[Items from an interface collection]
= = = = =
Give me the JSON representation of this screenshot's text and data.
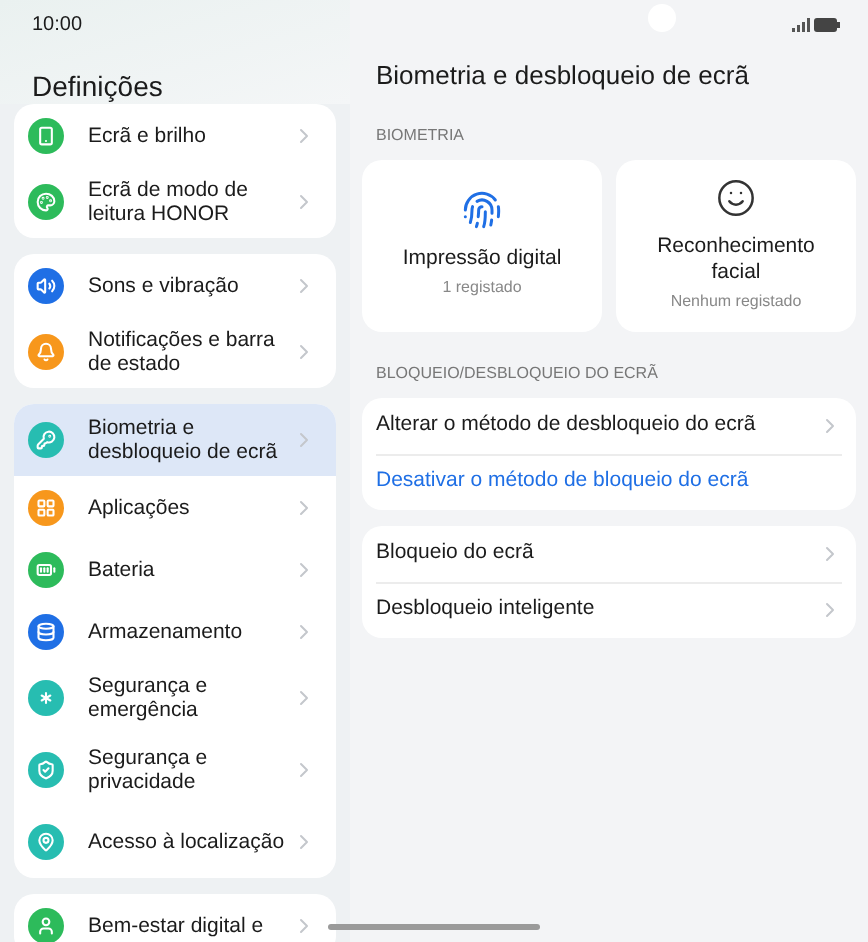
{
  "status_bar": {
    "time": "10:00"
  },
  "sidebar": {
    "title": "Definições",
    "groups": [
      {
        "items": [
          {
            "label": "Ecrã e brilho",
            "color": "#2dbb5b",
            "selected": false
          },
          {
            "label": "Ecrã de modo de leitura HONOR",
            "color": "#2dbb5b",
            "selected": false
          }
        ]
      },
      {
        "items": [
          {
            "label": "Sons e vibração",
            "color": "#1f6fe5",
            "selected": false
          },
          {
            "label": "Notificações e barra de estado",
            "color": "#f7971c",
            "selected": false
          }
        ]
      },
      {
        "items": [
          {
            "label": "Biometria e desbloqueio de ecrã",
            "color": "#27bdb1",
            "selected": true
          },
          {
            "label": "Aplicações",
            "color": "#f7971c",
            "selected": false
          },
          {
            "label": "Bateria",
            "color": "#2dbb5b",
            "selected": false
          },
          {
            "label": "Armazenamento",
            "color": "#1f6fe5",
            "selected": false
          },
          {
            "label": "Segurança e emergência",
            "color": "#27bdb1",
            "selected": false
          },
          {
            "label": "Segurança e privacidade",
            "color": "#27bdb1",
            "selected": false
          },
          {
            "label": "Acesso à localização",
            "color": "#27bdb1",
            "selected": false
          }
        ]
      },
      {
        "items": [
          {
            "label": "Bem-estar digital e",
            "color": "#2dbb5b",
            "selected": false
          }
        ]
      }
    ]
  },
  "page": {
    "title": "Biometria e desbloqueio de ecrã",
    "biometrics": {
      "label": "BIOMETRIA",
      "cards": [
        {
          "title": "Impressão digital",
          "subtitle": "1 registado"
        },
        {
          "title": "Reconhecimento facial",
          "subtitle": "Nenhum registado"
        }
      ]
    },
    "lock": {
      "label": "BLOQUEIO/DESBLOQUEIO DO ECRÃ",
      "groups": [
        {
          "rows": [
            {
              "kind": "nav",
              "label": "Alterar o método de desbloqueio do ecrã"
            },
            {
              "kind": "link",
              "label": "Desativar o método de bloqueio do ecrã"
            }
          ]
        },
        {
          "rows": [
            {
              "kind": "nav",
              "label": "Bloqueio do ecrã"
            },
            {
              "kind": "nav",
              "label": "Desbloqueio inteligente"
            }
          ]
        }
      ]
    }
  }
}
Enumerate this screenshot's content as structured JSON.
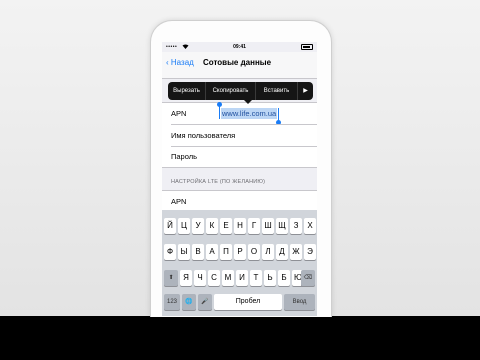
{
  "status_bar": {
    "carrier": "•••••",
    "wifi_icon": "wifi-icon",
    "time": "09:41",
    "battery_icon": "battery-icon"
  },
  "navbar": {
    "back_label": "Назад",
    "title": "Сотовые данные"
  },
  "edit_menu": {
    "cut": "Вырезать",
    "copy": "Скопировать",
    "paste": "Вставить",
    "more": "▶"
  },
  "cellular_fields": {
    "apn_label": "APN",
    "apn_value": "www.life.com.ua",
    "username_placeholder": "Имя пользователя",
    "password_placeholder": "Пароль"
  },
  "lte_section": {
    "header": "НАСТРОЙКА LTE (ПО ЖЕЛАНИЮ)",
    "apn_label": "APN"
  },
  "keyboard": {
    "row1": [
      "Й",
      "Ц",
      "У",
      "К",
      "Е",
      "Н",
      "Г",
      "Ш",
      "Щ",
      "З",
      "Х"
    ],
    "row2": [
      "Ф",
      "Ы",
      "В",
      "А",
      "П",
      "Р",
      "О",
      "Л",
      "Д",
      "Ж",
      "Э"
    ],
    "row3": [
      "Я",
      "Ч",
      "С",
      "М",
      "И",
      "Т",
      "Ь",
      "Б",
      "Ю"
    ],
    "shift": "⬆",
    "backspace": "⌫",
    "numbers": "123",
    "globe": "🌐",
    "mic": "🎤",
    "space": "Пробел",
    "return": "Ввод"
  }
}
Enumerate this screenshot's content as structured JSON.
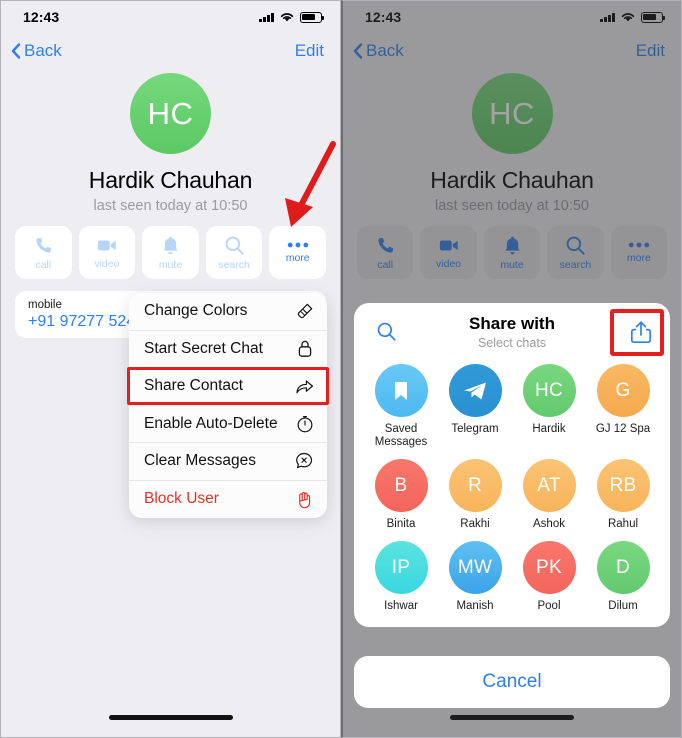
{
  "left_screen": {
    "status_bar": {
      "time": "12:43",
      "signal_icon": "cellular-bars-icon",
      "wifi_icon": "wifi-icon",
      "battery_icon": "battery-icon"
    },
    "nav": {
      "back_label": "Back",
      "edit_label": "Edit",
      "back_icon": "chevron-left-icon"
    },
    "profile": {
      "avatar_initials": "HC",
      "name": "Hardik Chauhan",
      "status": "last seen today at 10:50",
      "avatar_color": "#5cc863"
    },
    "actions": [
      {
        "label": "call",
        "icon": "phone-icon",
        "active": false
      },
      {
        "label": "video",
        "icon": "video-camera-icon",
        "active": false
      },
      {
        "label": "mute",
        "icon": "bell-icon",
        "active": false
      },
      {
        "label": "search",
        "icon": "search-icon",
        "active": false
      },
      {
        "label": "more",
        "icon": "ellipsis-icon",
        "active": true
      }
    ],
    "info_card": {
      "label": "mobile",
      "value": "+91 97277 524"
    },
    "context_menu": [
      {
        "label": "Change Colors",
        "icon": "paintbrush-icon",
        "danger": false
      },
      {
        "label": "Start Secret Chat",
        "icon": "lock-icon",
        "danger": false
      },
      {
        "label": "Share Contact",
        "icon": "share-arrow-icon",
        "danger": false
      },
      {
        "label": "Enable Auto-Delete",
        "icon": "timer-icon",
        "danger": false
      },
      {
        "label": "Clear Messages",
        "icon": "chat-x-icon",
        "danger": false
      },
      {
        "label": "Block User",
        "icon": "hand-stop-icon",
        "danger": true
      }
    ],
    "annotations": {
      "arrow_color": "#e01b1b",
      "highlight_color": "#e41f1f",
      "highlighted_menu_item": "Share Contact"
    }
  },
  "right_screen": {
    "status_bar": {
      "time": "12:43",
      "signal_icon": "cellular-bars-icon",
      "wifi_icon": "wifi-icon",
      "battery_icon": "battery-icon"
    },
    "nav": {
      "back_label": "Back",
      "edit_label": "Edit",
      "back_icon": "chevron-left-icon"
    },
    "profile": {
      "avatar_initials": "HC",
      "name": "Hardik Chauhan",
      "status": "last seen today at 10:50"
    },
    "actions": [
      {
        "label": "call",
        "icon": "phone-icon"
      },
      {
        "label": "video",
        "icon": "video-camera-icon"
      },
      {
        "label": "mute",
        "icon": "bell-icon"
      },
      {
        "label": "search",
        "icon": "search-icon"
      },
      {
        "label": "more",
        "icon": "ellipsis-icon"
      }
    ],
    "share_sheet": {
      "title": "Share with",
      "subtitle": "Select chats",
      "search_icon": "search-icon",
      "share_icon": "share-upload-icon",
      "chats": [
        {
          "name": "Saved Messages",
          "initials": "",
          "icon": "bookmark-icon",
          "color": "#4db8f0",
          "color2": "#69c9f7"
        },
        {
          "name": "Telegram",
          "initials": "",
          "icon": "telegram-plane-icon",
          "color": "#2a91d1",
          "color2": "#2f9ad8"
        },
        {
          "name": "Hardik",
          "initials": "HC",
          "icon": "",
          "color": "#62c96f",
          "color2": "#7ad87f"
        },
        {
          "name": "GJ 12 Spa",
          "initials": "G",
          "icon": "",
          "color": "#f5a94e",
          "color2": "#f8b963"
        },
        {
          "name": "Binita",
          "initials": "B",
          "icon": "",
          "color": "#f4655c",
          "color2": "#f8776a"
        },
        {
          "name": "Rakhi",
          "initials": "R",
          "icon": "",
          "color": "#f8b45c",
          "color2": "#fbc373"
        },
        {
          "name": "Ashok",
          "initials": "AT",
          "icon": "",
          "color": "#f8b45c",
          "color2": "#fbc373"
        },
        {
          "name": "Rahul",
          "initials": "RB",
          "icon": "",
          "color": "#f8b45c",
          "color2": "#fbc373"
        },
        {
          "name": "Ishwar",
          "initials": "IP",
          "icon": "",
          "color": "#3ad7e0",
          "color2": "#5ae3e0"
        },
        {
          "name": "Manish",
          "initials": "MW",
          "icon": "",
          "color": "#3aa3e8",
          "color2": "#5fc0f2"
        },
        {
          "name": "Pool",
          "initials": "PK",
          "icon": "",
          "color": "#f4655c",
          "color2": "#f8776a"
        },
        {
          "name": "Dilum",
          "initials": "D",
          "icon": "",
          "color": "#62c96f",
          "color2": "#7ad87f"
        }
      ]
    },
    "cancel_label": "Cancel",
    "annotations": {
      "highlight_color": "#e41f1f",
      "highlighted_control": "share-upload-icon"
    }
  }
}
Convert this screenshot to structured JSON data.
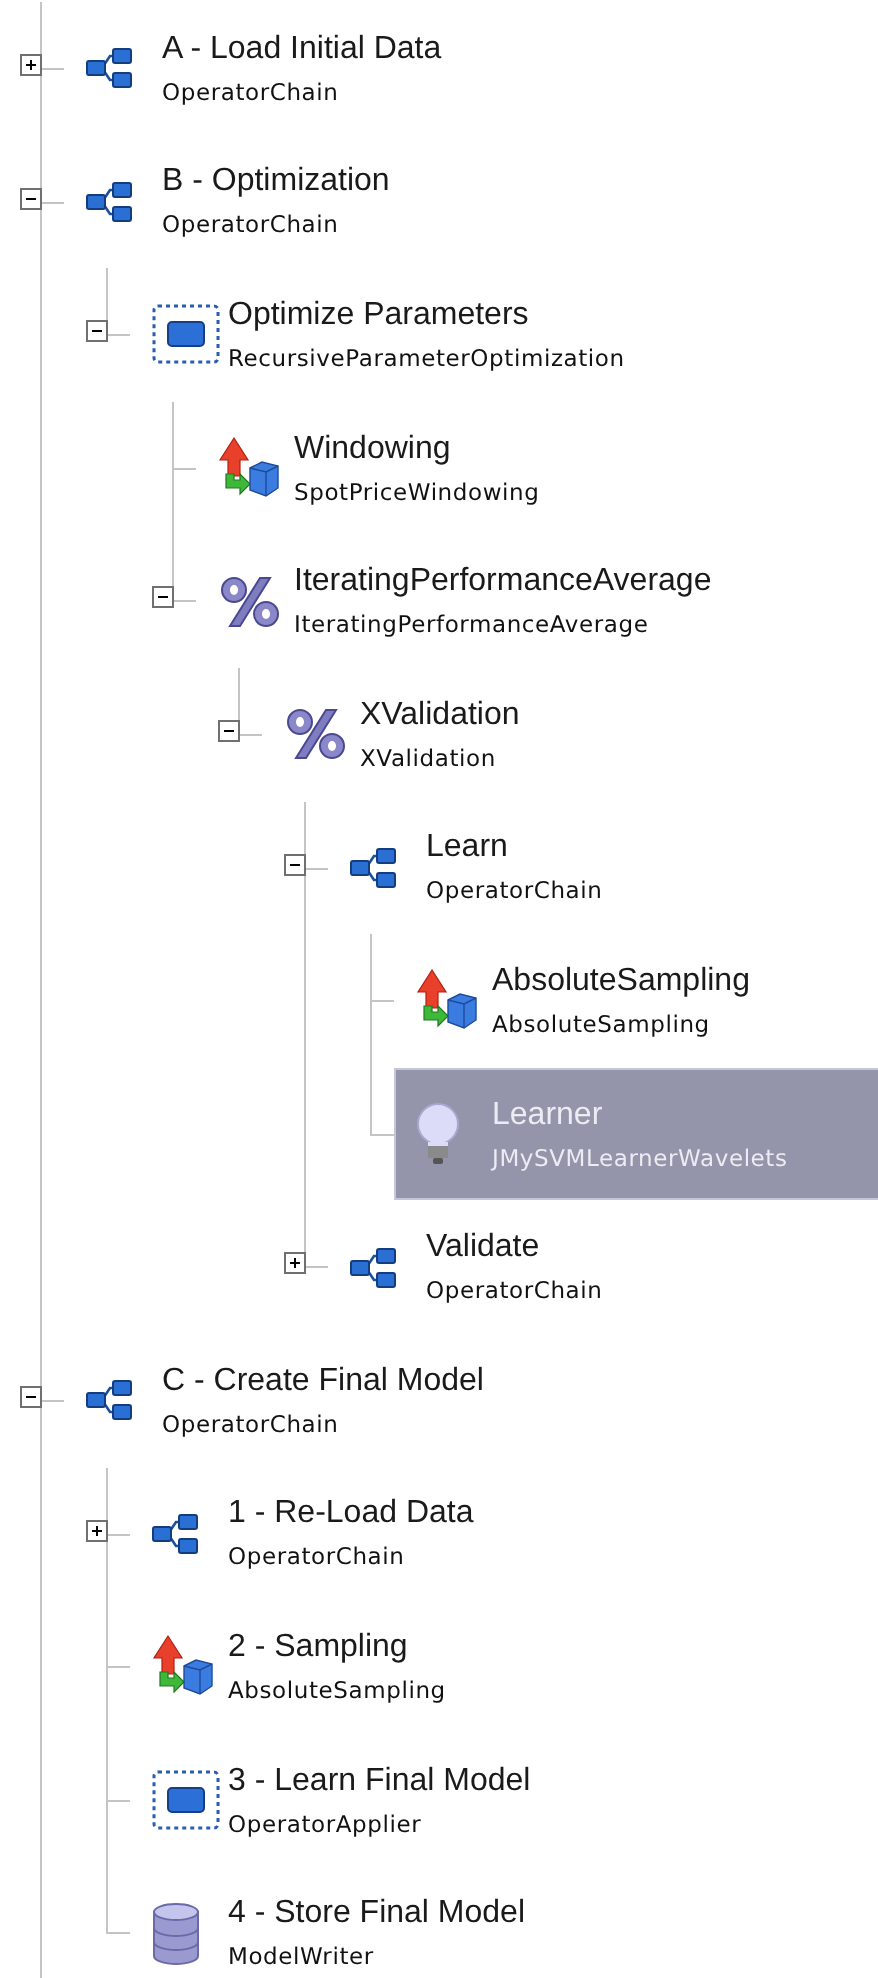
{
  "tree": [
    {
      "title": "A - Load Initial Data",
      "type": "OperatorChain",
      "kind": "chain",
      "expanded": false,
      "selected": false
    },
    {
      "title": "B - Optimization",
      "type": "OperatorChain",
      "kind": "chain",
      "expanded": true,
      "selected": false,
      "children": [
        {
          "title": "Optimize Parameters",
          "type": "RecursiveParameterOptimization",
          "kind": "optimizer",
          "expanded": true,
          "selected": false,
          "children": [
            {
              "title": "Windowing",
              "type": "SpotPriceWindowing",
              "kind": "transform",
              "selected": false
            },
            {
              "title": "IteratingPerformanceAverage",
              "type": "IteratingPerformanceAverage",
              "kind": "percent",
              "expanded": true,
              "selected": false,
              "children": [
                {
                  "title": "XValidation",
                  "type": "XValidation",
                  "kind": "percent",
                  "expanded": true,
                  "selected": false,
                  "children": [
                    {
                      "title": "Learn",
                      "type": "OperatorChain",
                      "kind": "chain",
                      "expanded": true,
                      "selected": false,
                      "children": [
                        {
                          "title": "AbsoluteSampling",
                          "type": "AbsoluteSampling",
                          "kind": "transform",
                          "selected": false
                        },
                        {
                          "title": "Learner",
                          "type": "JMySVMLearnerWavelets",
                          "kind": "learner",
                          "selected": true
                        }
                      ]
                    },
                    {
                      "title": "Validate",
                      "type": "OperatorChain",
                      "kind": "chain",
                      "expanded": false,
                      "selected": false
                    }
                  ]
                }
              ]
            }
          ]
        }
      ]
    },
    {
      "title": "C - Create Final Model",
      "type": "OperatorChain",
      "kind": "chain",
      "expanded": true,
      "selected": false,
      "children": [
        {
          "title": "1 - Re-Load Data",
          "type": "OperatorChain",
          "kind": "chain",
          "expanded": false,
          "selected": false
        },
        {
          "title": "2 - Sampling",
          "type": "AbsoluteSampling",
          "kind": "transform",
          "selected": false
        },
        {
          "title": "3 - Learn Final Model",
          "type": "OperatorApplier",
          "kind": "optimizer",
          "selected": false
        },
        {
          "title": "4 - Store Final Model",
          "type": "ModelWriter",
          "kind": "database",
          "selected": false
        }
      ]
    }
  ]
}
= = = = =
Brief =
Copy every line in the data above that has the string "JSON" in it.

Answer to this problem =
Give me the JSON representation of this screenshot's text and data.
Enumerate this screenshot's content as structured JSON.
Enumerate this screenshot's content as structured JSON.
Convert this screenshot to structured JSON data.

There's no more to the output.